Older covenants, or those founded by more powerful magi striking out on their own, tend to be either in isolated places or to claim a small ammount of nominally out of the way space in defiance of the local mundanes.

And I tend to favor the later. Bear in mind how unbelievably powerful magi can be in regards to conflict with mundanes. Given, they don't usually seek said conflict, yet they also have a sizable contempt for mundanes.

Arrangements/Deals with mundane lords can be bones of contention with older/prideful magi. Some of the oldest covenants are actually fortresses that dominate the local landscape are simply known to be left alone by mundane authorities... because they know better. And that really is the 'ideal' that Magi are looking for. Not all can achieve it by any means, but most wish they could.

For a factual basis I would suggest the book "The Medieval Village", likely in the covenent book list of references. By 1200 the agricultural technology was fairly well advanced and certainly surpluses existed but the transport technology was lacking. Moving food long distances by road for example would be very difficult, something which plagued armies of the day, infact something which plagued armies until around the time of Napolean.

Additionally, and most critically there were no "free" villages. So the village belongs to someones Fief, and in this case there is feudal ties required to tax the village. So if the covenent is drawing resources from the village then it owes something to the local nobility...and there is that clause in the Order of Hermes rules and regulations.

The simplist solution is that there are farmers in the grogs. With a bit of CrHe (possibly this is more MuHe) or ReHe and ReAu you can ensure bumper crops I would imagine. Now an easy way to deal with this is to get a copy of "Harn Manor 2nd Edition." This gives you rules for making up a manor and calculating surpluses and such (you don't need the Harn rules to use the Manor suplement). It also gives you some very good rules for weather effect, random events, fief development etc. This is probably more detailed then most people would like though.

However, a covenent needs several acres of crops to feed a family of 4-5 for a year. Plus you need a variety of crops for health reasons, and even the poorest person would have about an acre of land planted in a garden and for their hovel, but they would be dependant on laboring for others. A rich serf might have 10-20 acres plus additional acres under cultivation. This at the least gives you some idea what scale of agriculure you need.

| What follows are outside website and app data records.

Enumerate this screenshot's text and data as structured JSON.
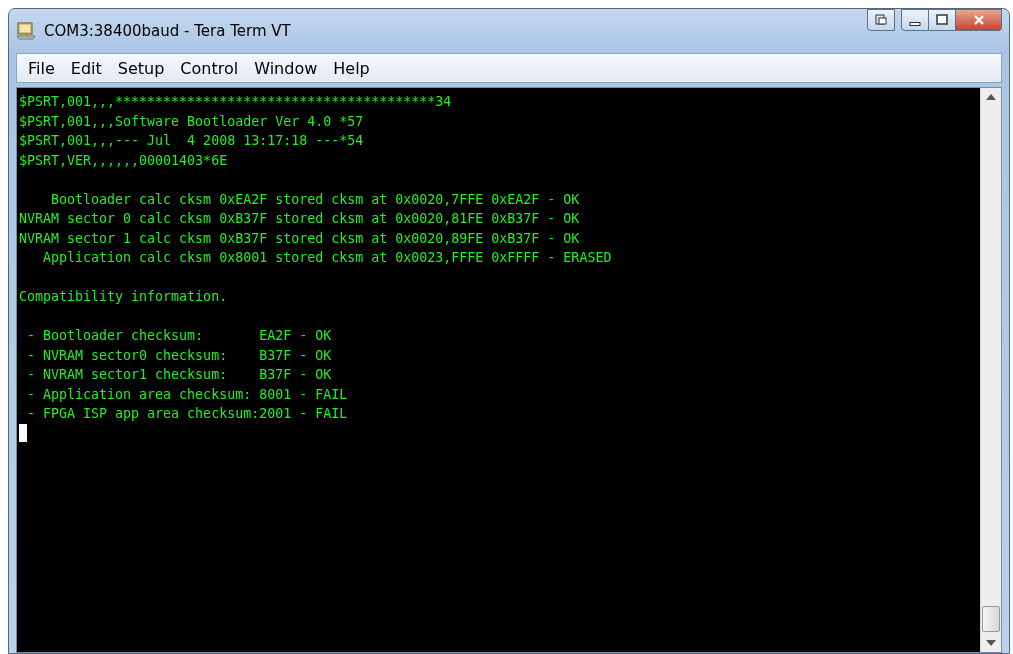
{
  "window": {
    "title": "COM3:38400baud - Tera Term VT"
  },
  "menu": [
    "File",
    "Edit",
    "Setup",
    "Control",
    "Window",
    "Help"
  ],
  "terminal": {
    "blocks": [
      [
        "$PSRT,001,,,****************************************34",
        "$PSRT,001,,,Software Bootloader Ver 4.0 *57",
        "$PSRT,001,,,--- Jul  4 2008 13:17:18 ---*54",
        "$PSRT,VER,,,,,,00001403*6E"
      ],
      [
        "    Bootloader calc cksm 0xEA2F stored cksm at 0x0020,7FFE 0xEA2F - OK",
        "NVRAM sector 0 calc cksm 0xB37F stored cksm at 0x0020,81FE 0xB37F - OK",
        "NVRAM sector 1 calc cksm 0xB37F stored cksm at 0x0020,89FE 0xB37F - OK",
        "   Application calc cksm 0x8001 stored cksm at 0x0023,FFFE 0xFFFF - ERASED"
      ],
      [
        "Compatibility information."
      ],
      [
        " - Bootloader checksum:       EA2F - OK",
        " - NVRAM sector0 checksum:    B37F - OK",
        " - NVRAM sector1 checksum:    B37F - OK",
        " - Application area checksum: 8001 - FAIL",
        " - FPGA ISP app area checksum:2001 - FAIL"
      ]
    ]
  }
}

No matter where you are, no matter what else you have each household has a garden, and there is likely several tens to hundreds of acres under cultivation plus forestry (and pig herding, charcoal burning, forestry), and animal pasturage (cows and sheep). The ratio of the three or four, if you include fishing, is determined by the nature of the land. However, there will be always some cleared land used for crops, some pasturage and some forests (assuming you are rural based covenent).

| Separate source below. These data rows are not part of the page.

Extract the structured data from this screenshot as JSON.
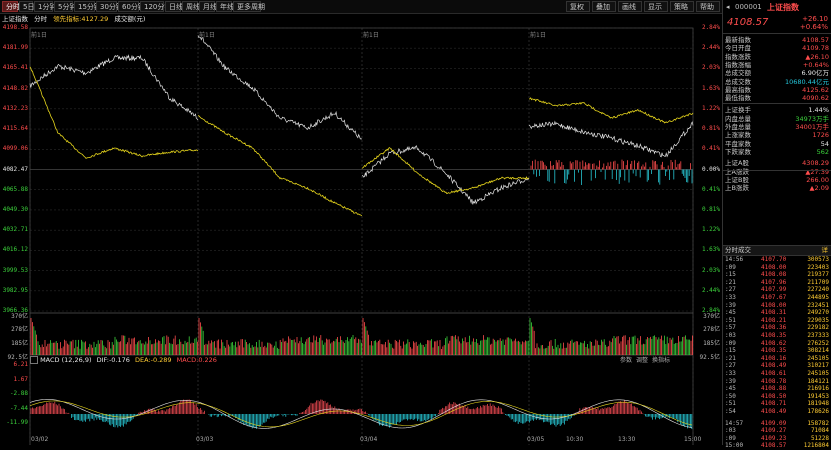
{
  "toolbar": {
    "tabs": [
      "分时",
      "5日",
      "1分钟",
      "5分钟",
      "15分钟",
      "30分钟",
      "60分钟",
      "120分钟",
      "日线",
      "周线",
      "月线",
      "年线",
      "更多周期"
    ],
    "active_tab": "分时",
    "right_buttons": [
      "复权",
      "叠加",
      "画线",
      "显示",
      "策略",
      "帮助"
    ]
  },
  "legend": {
    "title": "上证指数",
    "mode": "分时",
    "lead_label": "领先指标:4127.29",
    "vol_label": "成交额(元)"
  },
  "price_axis": {
    "left": [
      "4198.58",
      "4181.99",
      "4165.41",
      "4148.82",
      "4132.23",
      "4115.64",
      "4099.06",
      "4082.47",
      "4065.88",
      "4049.30",
      "4032.71",
      "4016.12",
      "3999.53",
      "3982.95",
      "3966.36"
    ],
    "right": [
      "2.84%",
      "2.44%",
      "2.03%",
      "1.63%",
      "1.22%",
      "0.81%",
      "0.41%",
      "0.00%",
      "0.41%",
      "0.81%",
      "1.22%",
      "1.63%",
      "2.03%",
      "2.44%",
      "2.84%"
    ]
  },
  "session_labels": [
    "前1日",
    "前1日",
    "前1日",
    "前1日",
    "前1日"
  ],
  "volume_axis": {
    "left": [
      "370亿",
      "278亿",
      "185亿",
      "92.5亿"
    ],
    "right": [
      "370亿",
      "278亿",
      "185亿",
      "92.5亿"
    ]
  },
  "macd": {
    "label": "MACD (12,26,9)",
    "dif": "DIF:-0.176",
    "dea": "DEA:-0.289",
    "macd": "MACD:0.226",
    "axis": [
      "6.21",
      "1.67",
      "-2.88",
      "-7.44",
      "-11.99"
    ],
    "tools": [
      "参数",
      "调整",
      "换指标"
    ]
  },
  "x_axis": [
    "03/02",
    "03/03",
    "03/04",
    "03/05",
    "10:30",
    "13:30",
    "15:00"
  ],
  "panel": {
    "code": "000001",
    "name": "上证指数",
    "price": "4108.57",
    "change": "+26.10",
    "change_pct": "+0.64%",
    "stats": [
      {
        "k": "最新指数",
        "v": "4108.57",
        "c": "red"
      },
      {
        "k": "今日开盘",
        "v": "4109.78",
        "c": "red"
      },
      {
        "k": "指数涨跌",
        "v": "▲26.10",
        "c": "red"
      },
      {
        "k": "指数涨幅",
        "v": "+0.64%",
        "c": "red"
      },
      {
        "k": "总成交额",
        "v": "6.90亿万",
        "c": "wht"
      },
      {
        "k": "总成交数",
        "v": "10680.44亿元",
        "c": "cyan"
      },
      {
        "k": "最高指数",
        "v": "4125.62",
        "c": "red"
      },
      {
        "k": "最低指数",
        "v": "4090.62",
        "c": "red"
      },
      {
        "k": "上证换手",
        "v": "1.44%",
        "c": "wht"
      },
      {
        "k": "内盘总量",
        "v": "34973万手",
        "c": "grn"
      },
      {
        "k": "外盘总量",
        "v": "34001万手",
        "c": "red"
      },
      {
        "k": "上涨家数",
        "v": "1726",
        "c": "red"
      },
      {
        "k": "平盘家数",
        "v": "54",
        "c": "wht"
      },
      {
        "k": "下跌家数",
        "v": "562",
        "c": "grn"
      },
      {
        "k": "上证A股",
        "v": "4308.29",
        "c": "red"
      },
      {
        "k": "上A涨跌",
        "v": "▲27.39",
        "c": "red"
      },
      {
        "k": "上证B股",
        "v": "266.00",
        "c": "red"
      },
      {
        "k": "上B涨跌",
        "v": "▲2.09",
        "c": "red"
      }
    ],
    "trades_title": "分时成交",
    "trades_btn": "详",
    "trades": [
      {
        "t": "14:56",
        "p": "4107.70",
        "v": "300573"
      },
      {
        "t": ":09",
        "p": "4108.00",
        "v": "223403"
      },
      {
        "t": ":15",
        "p": "4108.08",
        "v": "219377"
      },
      {
        "t": ":21",
        "p": "4107.96",
        "v": "211709"
      },
      {
        "t": ":27",
        "p": "4107.99",
        "v": "227240"
      },
      {
        "t": ":33",
        "p": "4107.67",
        "v": "244895"
      },
      {
        "t": ":39",
        "p": "4108.00",
        "v": "232451"
      },
      {
        "t": ":45",
        "p": "4108.31",
        "v": "249270"
      },
      {
        "t": ":51",
        "p": "4108.21",
        "v": "229035"
      },
      {
        "t": ":57",
        "p": "4108.36",
        "v": "229182"
      },
      {
        "t": ":03",
        "p": "4108.35",
        "v": "237333"
      },
      {
        "t": ":09",
        "p": "4108.62",
        "v": "276252"
      },
      {
        "t": ":15",
        "p": "4108.35",
        "v": "308214"
      },
      {
        "t": ":21",
        "p": "4108.16",
        "v": "245105"
      },
      {
        "t": ":27",
        "p": "4108.49",
        "v": "310217"
      },
      {
        "t": ":33",
        "p": "4108.61",
        "v": "245105"
      },
      {
        "t": ":39",
        "p": "4108.78",
        "v": "184121"
      },
      {
        "t": ":45",
        "p": "4108.88",
        "v": "216916"
      },
      {
        "t": ":50",
        "p": "4108.50",
        "v": "191453"
      },
      {
        "t": ":51",
        "p": "4108.71",
        "v": "181948"
      },
      {
        "t": ":54",
        "p": "4108.49",
        "v": "178626"
      },
      {
        "t": "14:57",
        "p": "4109.09",
        "v": "158782"
      },
      {
        "t": ":03",
        "p": "4109.27",
        "v": "71084"
      },
      {
        "t": ":09",
        "p": "4109.23",
        "v": "51228"
      },
      {
        "t": "15:00",
        "p": "4108.57",
        "v": "1216804"
      }
    ]
  },
  "colors": {
    "up": "#ff4d4d",
    "down": "#3cd23c",
    "price_line": "#e6e6e6",
    "avg_line": "#e6d51c",
    "macd_up": "#e8484f",
    "macd_down": "#27c4d1"
  }
}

Also forget the 1800's north america where farm houses are spread out on huge plots of land Midieval villages are clusters of houses surrounded by the fields and pasturages.

There is no particular reason why a covenent would not have a fairly goodly number of grogs engaged in agricultural pursuits. Not doing this would actualy make the covenent stand out like a sore thumb to any mundane who saw it.

But this all depends on how realistic your setting is, also where your covenent is located plays a major role.